Great content today! But I feel adrift – the next question is – what is the best platform or way to SHARE PHOTOS – particularly if you are averse to social media being so “public”? What is the best way to share your photos with a more intimate group of people, say family and close friends?
April 12, 2022at2:20 pm, Team RV Lifestyle said:
Hi Pam and thanks for the comment. This article mentioned some photo sharing platforms at the end of the story which permit you to create a private group and only share the photos with those in that group. (like Snapfish, Shutterfly, google photos, etc.) Maybe check one of those to only share your photos with family and close friends? Thanks again – Team RV Lifestyle
April 13, 2022at8:56 pm, susan Macdonnell said:
I keep daily journals of trips we take I also have a camping journal book for our rv and last year purchased Lifeprint so I daily print 3 or 4 very small photos from my I phone for the journal. This enables me to have a visual memory of where we stayed and one or two important photos of the day. I also move photos from camera to iPhone daily. Sort and move within iPhone pictures to an album. Easy to find any time!! Backs up to google photos.
April 14, 2022at3:33 pm, Team RV Lifestyle said:

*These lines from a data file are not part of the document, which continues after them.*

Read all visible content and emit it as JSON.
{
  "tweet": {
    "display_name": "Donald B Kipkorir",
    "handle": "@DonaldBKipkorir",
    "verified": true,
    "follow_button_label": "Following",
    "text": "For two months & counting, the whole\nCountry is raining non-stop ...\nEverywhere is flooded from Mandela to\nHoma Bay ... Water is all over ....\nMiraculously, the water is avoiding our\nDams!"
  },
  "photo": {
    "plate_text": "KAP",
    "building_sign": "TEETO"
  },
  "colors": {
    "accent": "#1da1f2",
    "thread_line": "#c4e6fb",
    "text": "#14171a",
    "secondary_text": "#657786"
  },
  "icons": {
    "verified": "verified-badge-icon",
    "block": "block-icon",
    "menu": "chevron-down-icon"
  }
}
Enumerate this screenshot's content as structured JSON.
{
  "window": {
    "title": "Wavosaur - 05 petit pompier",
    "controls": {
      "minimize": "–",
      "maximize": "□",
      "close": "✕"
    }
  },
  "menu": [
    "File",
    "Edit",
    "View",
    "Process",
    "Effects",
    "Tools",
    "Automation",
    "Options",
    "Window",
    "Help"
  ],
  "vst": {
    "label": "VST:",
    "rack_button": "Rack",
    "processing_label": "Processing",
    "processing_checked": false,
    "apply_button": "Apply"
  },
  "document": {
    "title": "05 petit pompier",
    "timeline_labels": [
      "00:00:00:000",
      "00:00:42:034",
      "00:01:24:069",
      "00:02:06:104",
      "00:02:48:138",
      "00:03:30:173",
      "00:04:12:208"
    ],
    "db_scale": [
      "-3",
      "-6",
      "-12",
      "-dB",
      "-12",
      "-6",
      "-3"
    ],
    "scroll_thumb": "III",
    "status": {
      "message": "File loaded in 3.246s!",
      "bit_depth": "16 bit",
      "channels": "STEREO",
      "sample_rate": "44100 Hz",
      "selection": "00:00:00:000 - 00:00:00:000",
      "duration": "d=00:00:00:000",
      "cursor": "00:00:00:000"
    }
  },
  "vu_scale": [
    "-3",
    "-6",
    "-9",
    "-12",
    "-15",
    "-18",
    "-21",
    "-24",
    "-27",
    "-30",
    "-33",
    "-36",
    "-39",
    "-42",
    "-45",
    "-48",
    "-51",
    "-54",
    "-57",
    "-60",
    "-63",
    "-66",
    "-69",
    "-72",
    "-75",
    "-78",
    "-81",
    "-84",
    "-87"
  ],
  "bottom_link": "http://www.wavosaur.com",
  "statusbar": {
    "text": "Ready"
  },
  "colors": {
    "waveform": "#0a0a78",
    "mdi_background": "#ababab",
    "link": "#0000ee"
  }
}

That sounds like a wonderful idea, Susan! Also like the idea of a camping journal to go with those photos. Take Care, Team RV Lifestyle